Unit Testing Apache Spark Applications using Hive Tables

At HomeAway, we have many batch applications that use Apache Spark to process data from Hive tables based on S3 datasets. These applications perform Spark SQL transformations to generate their final output. The transformations are written similarly to an SQL stored procedure in an RDBMS. We wanted to bake unit tests into the intermediate steps to ensure our applications are robust and can catch any breaking changes in the future. However, we faced some challenges.


  • Hive tables and S3 datasets are not available on developers’ local machines (or on build servers like Jenkins) to run tests without additional setup.
  • The code needs a local Spark session to run. We needed a way to get a Spark session for local (and Jenkins) that does not connect to the Hive Metastore.

The team evaluated many options and established best practice to use the spark-testing-base library for unit testing such applications. Below are some key techniques that helped us unit test our Spark application.


spark-testing-base is a library that simplifies the unit testing of Spark applications. It provides utility classes to create out-of-the-box Spark sessions and DataFrame utility methods that can be used in assert statements.

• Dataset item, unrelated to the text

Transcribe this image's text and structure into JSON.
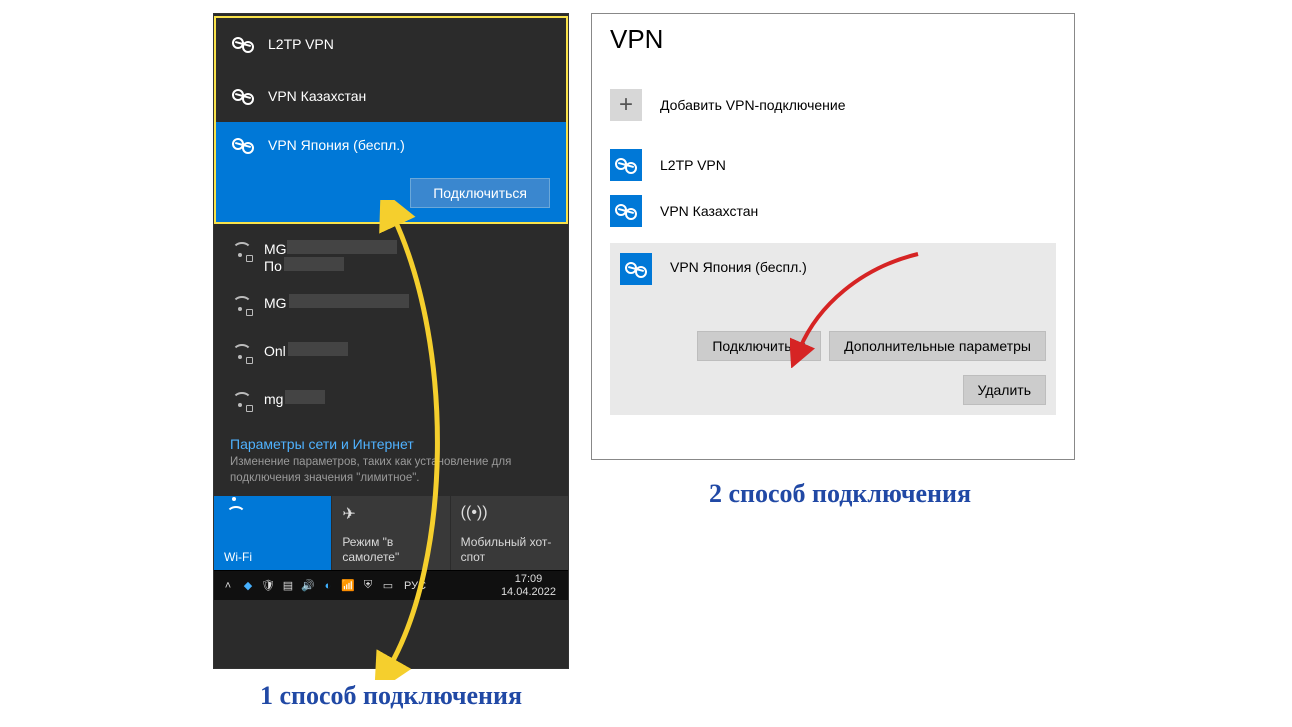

ScalaTest is a powerful tool that can be used to unit test Scala and Java code. It is similar to JUnit for Java.


  • Add a dependency for spark-testing-base to your pom.xml:
  • Add the ScalaTest Maven plugin to your pom.xml:
<filereports>WDF TestSuite.txt</filereports>

Key techniques we used

Using the out-of-the-box local Spark session

Using trait SharedSparkContext makes a locally generated Spark session available to use without doing anything else.

Out-of-the-box local Spark Session

We refactored our classes to receive this Spark session from the Mainclass using dependency injection. In the production environment, this points to the production Hive Metastore. During local testing and unit tests this points to the Metastore in the JVM.

Test bed (test database) setup

All the databases and tables that the application uses can be defined up front pointing to a temporary location. This can be done in a utility class that does this test bed setup. We will then call this utility class before the tests.

Moreover, any tables that are needed for the code to work, but not necessarily needed for unit testing, can be defined up front as empty tables.

We’ll discuss defining tables with specific data for unit testing in the next section.

Test Bed Setup

Using CSV files to populate Hive tables

We found that using CSV was pretty simple for defining data that any of our tables needed for unit testing. Once set up, CSVs were simple to edit for various data scenarios.


  • Use StructType to define the table schema. Only define columns that your program uses. There is no point in defining all the columns that are in the Hive table if they are not used in our app!
  • Use Spark CSV Reader to create a DataFrame pointing to CSV files stored in test/resources
  • Store CSV with all data combinations in test/resources
  • Use Spark’s saveAsTable method to define a Hive table from this DataFrame
Defining and loading tables for unit tests
Create CSV files in test/resources

DataFrame assert method

Trait DataFrameSuiteBase provides method named assertsDataFrameEquals that can be used to compare two DataFrames.

assertDataFrameEquals method

Using ScalaTest Matchers to assert DataFrame elements

ScalaTest trait matchers provides easy to read assert checks. We used these to test individual elements in the test result DataFrames.

ScalaTest matchers


These were some techniques we used to unit test our Spark batch applications. There are some features that spark-testing-base provides like generating test datasets, dataframes, and resilient distributed datasets (RDDs) that are useful. The StreamingSuiteBase also looks very promising and easy to use for Spark streaming applications.

Being new to Scala and then looking at all the features ScalaTest provides was refreshing. We used FunSuite, but there are many different styles we can explore and incorporate.

This was an important step for our team towards improving our unit testing coverage for Spark batch applications. Testing Scala-based Spark code snippets in notebooks and then porting them in a Scala app improves time to release.

We are excited to continue building more Unit Testing techniques for other Spark based applications!